Next we can make a simple graph counting the different leader titles in free, partly free and not free Freedom House countries. We will use the
download_fh() from DemocracyData package again
fh <- download_fh()
We will use the
reorder_within() function from tidytext package.
Click here to read the full blog post explaining the function from Julia Silge’s blog.
First we add Freedom House data with the
Then we use the
fct_lump_n() and choose the top five categories (plus the
Other Type category we make)
pacl %<>% inner_join(fh, by = c("cown", "year")) %>% mutate(npost = fct_lump_n(npost, n = 5, other_level = "Other type")) %>% mutate(npost = str_to_title(npost))

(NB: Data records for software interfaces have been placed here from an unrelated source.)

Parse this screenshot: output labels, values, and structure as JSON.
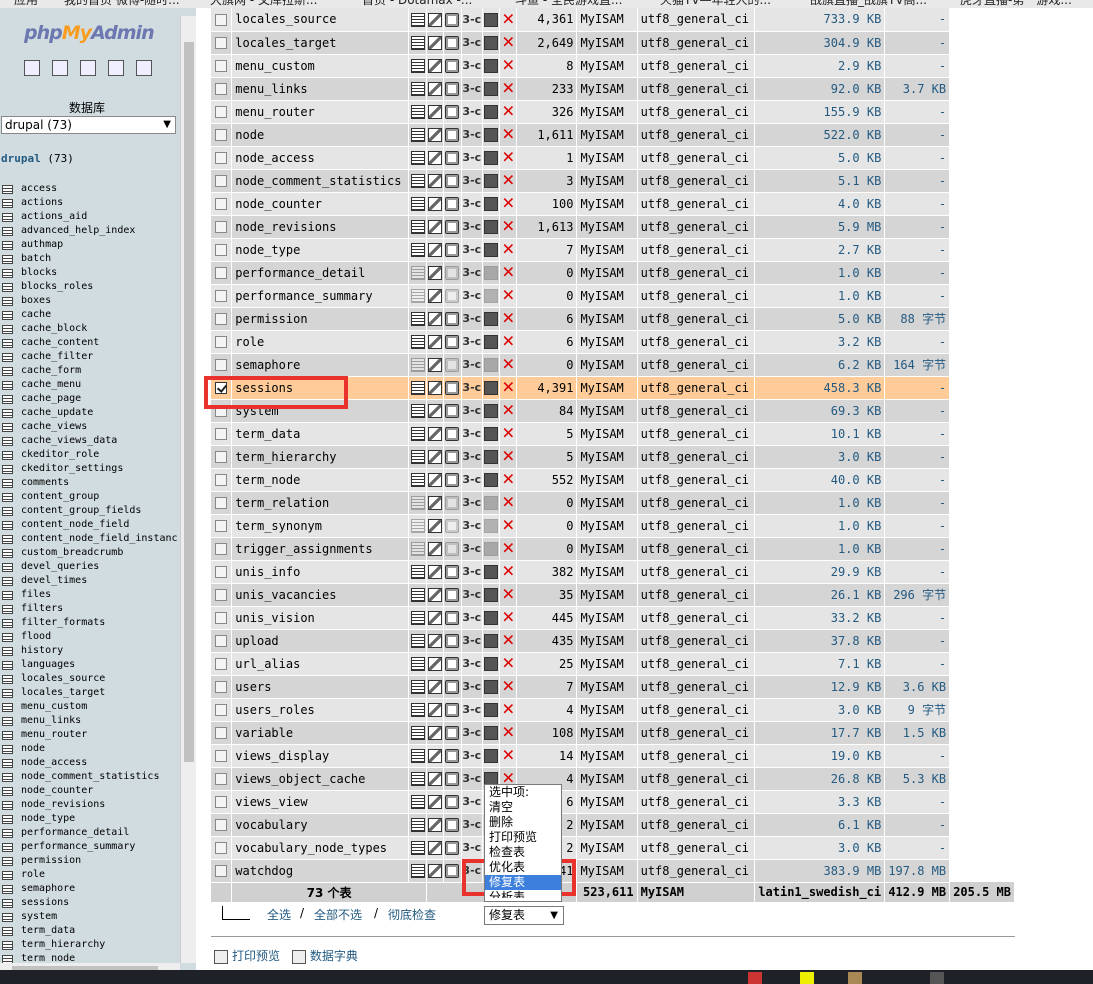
{
  "bookmarks": [
    "应用",
    "我的首页 微博-随时...",
    "大旗网 - 文库拉斯...",
    "首页 - Dotamax -...",
    "斗鱼 - 全民游戏直...",
    "火猫TV—年轻人的...",
    "战旗直播_战旗TV高...",
    "虎牙直播-第一游戏..."
  ],
  "logo": {
    "php": "php",
    "my": "My",
    "admin": "Admin"
  },
  "sidebar": {
    "db_label": "数据库",
    "db_select": "drupal (73)",
    "db_name": "drupal",
    "db_count": "(73)",
    "tables": [
      "access",
      "actions",
      "actions_aid",
      "advanced_help_index",
      "authmap",
      "batch",
      "blocks",
      "blocks_roles",
      "boxes",
      "cache",
      "cache_block",
      "cache_content",
      "cache_filter",
      "cache_form",
      "cache_menu",
      "cache_page",
      "cache_update",
      "cache_views",
      "cache_views_data",
      "ckeditor_role",
      "ckeditor_settings",
      "comments",
      "content_group",
      "content_group_fields",
      "content_node_field",
      "content_node_field_instanc",
      "custom_breadcrumb",
      "devel_queries",
      "devel_times",
      "files",
      "filters",
      "filter_formats",
      "flood",
      "history",
      "languages",
      "locales_source",
      "locales_target",
      "menu_custom",
      "menu_links",
      "menu_router",
      "node",
      "node_access",
      "node_comment_statistics",
      "node_counter",
      "node_revisions",
      "node_type",
      "performance_detail",
      "performance_summary",
      "permission",
      "role",
      "semaphore",
      "sessions",
      "system",
      "term_data",
      "term_hierarchy",
      "term_node"
    ]
  },
  "rows": [
    {
      "name": "locales_source",
      "rows": "4,361",
      "engine": "MyISAM",
      "collation": "utf8_general_ci",
      "size": "733.9 KB",
      "overhead": "-",
      "empty": false,
      "checked": false
    },
    {
      "name": "locales_target",
      "rows": "2,649",
      "engine": "MyISAM",
      "collation": "utf8_general_ci",
      "size": "304.9 KB",
      "overhead": "-",
      "empty": false,
      "checked": false
    },
    {
      "name": "menu_custom",
      "rows": "8",
      "engine": "MyISAM",
      "collation": "utf8_general_ci",
      "size": "2.9 KB",
      "overhead": "-",
      "empty": false,
      "checked": false
    },
    {
      "name": "menu_links",
      "rows": "233",
      "engine": "MyISAM",
      "collation": "utf8_general_ci",
      "size": "92.0 KB",
      "overhead": "3.7 KB",
      "empty": false,
      "checked": false
    },
    {
      "name": "menu_router",
      "rows": "326",
      "engine": "MyISAM",
      "collation": "utf8_general_ci",
      "size": "155.9 KB",
      "overhead": "-",
      "empty": false,
      "checked": false
    },
    {
      "name": "node",
      "rows": "1,611",
      "engine": "MyISAM",
      "collation": "utf8_general_ci",
      "size": "522.0 KB",
      "overhead": "-",
      "empty": false,
      "checked": false
    },
    {
      "name": "node_access",
      "rows": "1",
      "engine": "MyISAM",
      "collation": "utf8_general_ci",
      "size": "5.0 KB",
      "overhead": "-",
      "empty": false,
      "checked": false
    },
    {
      "name": "node_comment_statistics",
      "rows": "3",
      "engine": "MyISAM",
      "collation": "utf8_general_ci",
      "size": "5.1 KB",
      "overhead": "-",
      "empty": false,
      "checked": false
    },
    {
      "name": "node_counter",
      "rows": "100",
      "engine": "MyISAM",
      "collation": "utf8_general_ci",
      "size": "4.0 KB",
      "overhead": "-",
      "empty": false,
      "checked": false
    },
    {
      "name": "node_revisions",
      "rows": "1,613",
      "engine": "MyISAM",
      "collation": "utf8_general_ci",
      "size": "5.9 MB",
      "overhead": "-",
      "empty": false,
      "checked": false
    },
    {
      "name": "node_type",
      "rows": "7",
      "engine": "MyISAM",
      "collation": "utf8_general_ci",
      "size": "2.7 KB",
      "overhead": "-",
      "empty": false,
      "checked": false
    },
    {
      "name": "performance_detail",
      "rows": "0",
      "engine": "MyISAM",
      "collation": "utf8_general_ci",
      "size": "1.0 KB",
      "overhead": "-",
      "empty": true,
      "checked": false
    },
    {
      "name": "performance_summary",
      "rows": "0",
      "engine": "MyISAM",
      "collation": "utf8_general_ci",
      "size": "1.0 KB",
      "overhead": "-",
      "empty": true,
      "checked": false
    },
    {
      "name": "permission",
      "rows": "6",
      "engine": "MyISAM",
      "collation": "utf8_general_ci",
      "size": "5.0 KB",
      "overhead": "88 字节",
      "empty": false,
      "checked": false
    },
    {
      "name": "role",
      "rows": "6",
      "engine": "MyISAM",
      "collation": "utf8_general_ci",
      "size": "3.2 KB",
      "overhead": "-",
      "empty": false,
      "checked": false
    },
    {
      "name": "semaphore",
      "rows": "0",
      "engine": "MyISAM",
      "collation": "utf8_general_ci",
      "size": "6.2 KB",
      "overhead": "164 字节",
      "empty": true,
      "checked": false
    },
    {
      "name": "sessions",
      "rows": "4,391",
      "engine": "MyISAM",
      "collation": "utf8_general_ci",
      "size": "458.3 KB",
      "overhead": "-",
      "empty": false,
      "checked": true
    },
    {
      "name": "system",
      "rows": "84",
      "engine": "MyISAM",
      "collation": "utf8_general_ci",
      "size": "69.3 KB",
      "overhead": "-",
      "empty": false,
      "checked": false
    },
    {
      "name": "term_data",
      "rows": "5",
      "engine": "MyISAM",
      "collation": "utf8_general_ci",
      "size": "10.1 KB",
      "overhead": "-",
      "empty": false,
      "checked": false
    },
    {
      "name": "term_hierarchy",
      "rows": "5",
      "engine": "MyISAM",
      "collation": "utf8_general_ci",
      "size": "3.0 KB",
      "overhead": "-",
      "empty": false,
      "checked": false
    },
    {
      "name": "term_node",
      "rows": "552",
      "engine": "MyISAM",
      "collation": "utf8_general_ci",
      "size": "40.0 KB",
      "overhead": "-",
      "empty": false,
      "checked": false
    },
    {
      "name": "term_relation",
      "rows": "0",
      "engine": "MyISAM",
      "collation": "utf8_general_ci",
      "size": "1.0 KB",
      "overhead": "-",
      "empty": true,
      "checked": false
    },
    {
      "name": "term_synonym",
      "rows": "0",
      "engine": "MyISAM",
      "collation": "utf8_general_ci",
      "size": "1.0 KB",
      "overhead": "-",
      "empty": true,
      "checked": false
    },
    {
      "name": "trigger_assignments",
      "rows": "0",
      "engine": "MyISAM",
      "collation": "utf8_general_ci",
      "size": "1.0 KB",
      "overhead": "-",
      "empty": true,
      "checked": false
    },
    {
      "name": "unis_info",
      "rows": "382",
      "engine": "MyISAM",
      "collation": "utf8_general_ci",
      "size": "29.9 KB",
      "overhead": "-",
      "empty": false,
      "checked": false
    },
    {
      "name": "unis_vacancies",
      "rows": "35",
      "engine": "MyISAM",
      "collation": "utf8_general_ci",
      "size": "26.1 KB",
      "overhead": "296 字节",
      "empty": false,
      "checked": false
    },
    {
      "name": "unis_vision",
      "rows": "445",
      "engine": "MyISAM",
      "collation": "utf8_general_ci",
      "size": "33.2 KB",
      "overhead": "-",
      "empty": false,
      "checked": false
    },
    {
      "name": "upload",
      "rows": "435",
      "engine": "MyISAM",
      "collation": "utf8_general_ci",
      "size": "37.8 KB",
      "overhead": "-",
      "empty": false,
      "checked": false
    },
    {
      "name": "url_alias",
      "rows": "25",
      "engine": "MyISAM",
      "collation": "utf8_general_ci",
      "size": "7.1 KB",
      "overhead": "-",
      "empty": false,
      "checked": false
    },
    {
      "name": "users",
      "rows": "7",
      "engine": "MyISAM",
      "collation": "utf8_general_ci",
      "size": "12.9 KB",
      "overhead": "3.6 KB",
      "empty": false,
      "checked": false
    },
    {
      "name": "users_roles",
      "rows": "4",
      "engine": "MyISAM",
      "collation": "utf8_general_ci",
      "size": "3.0 KB",
      "overhead": "9 字节",
      "empty": false,
      "checked": false
    },
    {
      "name": "variable",
      "rows": "108",
      "engine": "MyISAM",
      "collation": "utf8_general_ci",
      "size": "17.7 KB",
      "overhead": "1.5 KB",
      "empty": false,
      "checked": false
    },
    {
      "name": "views_display",
      "rows": "14",
      "engine": "MyISAM",
      "collation": "utf8_general_ci",
      "size": "19.0 KB",
      "overhead": "-",
      "empty": false,
      "checked": false
    },
    {
      "name": "views_object_cache",
      "rows": "4",
      "engine": "MyISAM",
      "collation": "utf8_general_ci",
      "size": "26.8 KB",
      "overhead": "5.3 KB",
      "empty": false,
      "checked": false
    },
    {
      "name": "views_view",
      "rows": "6",
      "engine": "MyISAM",
      "collation": "utf8_general_ci",
      "size": "3.3 KB",
      "overhead": "-",
      "empty": false,
      "checked": false
    },
    {
      "name": "vocabulary",
      "rows": "2",
      "engine": "MyISAM",
      "collation": "utf8_general_ci",
      "size": "6.1 KB",
      "overhead": "-",
      "empty": false,
      "checked": false
    },
    {
      "name": "vocabulary_node_types",
      "rows": "2",
      "engine": "MyISAM",
      "collation": "utf8_general_ci",
      "size": "3.0 KB",
      "overhead": "-",
      "empty": false,
      "checked": false
    },
    {
      "name": "watchdog",
      "rows": "496,741",
      "engine": "MyISAM",
      "collation": "utf8_general_ci",
      "size": "383.9 MB",
      "overhead": "197.8 MB",
      "empty": false,
      "checked": false
    }
  ],
  "footer": {
    "count": "73 个表",
    "rows": "523,611",
    "engine": "MyISAM",
    "collation": "latin1_swedish_ci",
    "size": "412.9 MB",
    "overhead": "205.5 MB"
  },
  "bottom": {
    "select_all": "全选",
    "sep1": "/",
    "deselect_all": "全部不选",
    "sep2": "/",
    "check_overhead": "彻底检查"
  },
  "dropdown": {
    "options": [
      "选中项:",
      "清空",
      "删除",
      "打印预览",
      "检查表",
      "优化表",
      "修复表",
      "分析表"
    ],
    "selected": "修复表"
  },
  "select_value": "修复表",
  "links": {
    "print": "打印预览",
    "dict": "数据字典"
  },
  "colors": {
    "marked_row": "#ffcc99",
    "highlight": "#e8322b",
    "link": "#235a81",
    "select": "#3c7fdc"
  }
}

group_by the three Freedom House status levels and count the number of each title:
pacl %<>% group_by(status) %>% count(npost) %>% ungroup() %>%
reorder_within(), we order the titles from most to fewest occurences WITHIN each status group:
pacl %<>% mutate(npost = reorder_within(npost, n, status))
To plot the columns, we use
geom_col() and separate them into each Freedom House group, using facet_wrap(). We add
scales = "free y" so that we don’t add every title to each group. Without this we would have empty spaces in the Free group for Emir and King. So this step removes a lot of clutter.
pacl_colplot <- pacl %>% ggplot(aes(fct_reorder(npost, n), n)) + geom_col(aes(fill = npost), show.legend = FALSE) + facet_wrap(~status, scales = "free_y")
Last, I manually added the colors to each group (which now have longer names to reorder them) so that they are consistent across each group. I am sure there is an easier and less messy way to do this but sometimes finding the easier way takes more effort!
We add the
scale_x_reordered() function to clean up the names and remove everything from the underscore in the title label.
pacl_colplot + scale_fill_manual(values = c("Prime Minister___F" = "#005f73", "Prime Minister___NF" = "#005f73", "Prime Minister___PF" = "#005f73", "President___F" = "#94d2bd", "President___NF" = "#94d2bd", "President___PF" = "#94d2bd", "Other Type___F" = "#ee9b00", "Other Type___NF" = "#ee9b00", "Other Type___PF" = "#ee9b00", "Chairperson___F" = "#bb3e03", "Chairperson___NF" = "#bb3e03", "Chairperson___PF" = "#bb3e03", "King___F" = "#9b2226", "King___NF" = "#9b2226", "King___PF" = "#9b2226", "Emir___F" = "#001219", "Emir___NF" = "#001219", "Emir___PF" = "#001219")) + scale_x_reordered() + coord_flip() + ggthemes::theme_fivethirtyeight() + themes(text = element_size(size = 30))
In case you were curious about the free country that had a chairperson, Nigeria had one for two years.
pacl %>% filter(status == "F") %>% filter(npost == "Chairperson") %>% select(Country = pacl_country) %>% knitr::kable("latex") %>% kableExtra::kable_classic(font_size = 30)
Cheibub, J. A., Gandhi, J., & Vreeland, J. R. (2010). Democracy and dictatorship revisited. Public choice, 143(1), 67-101.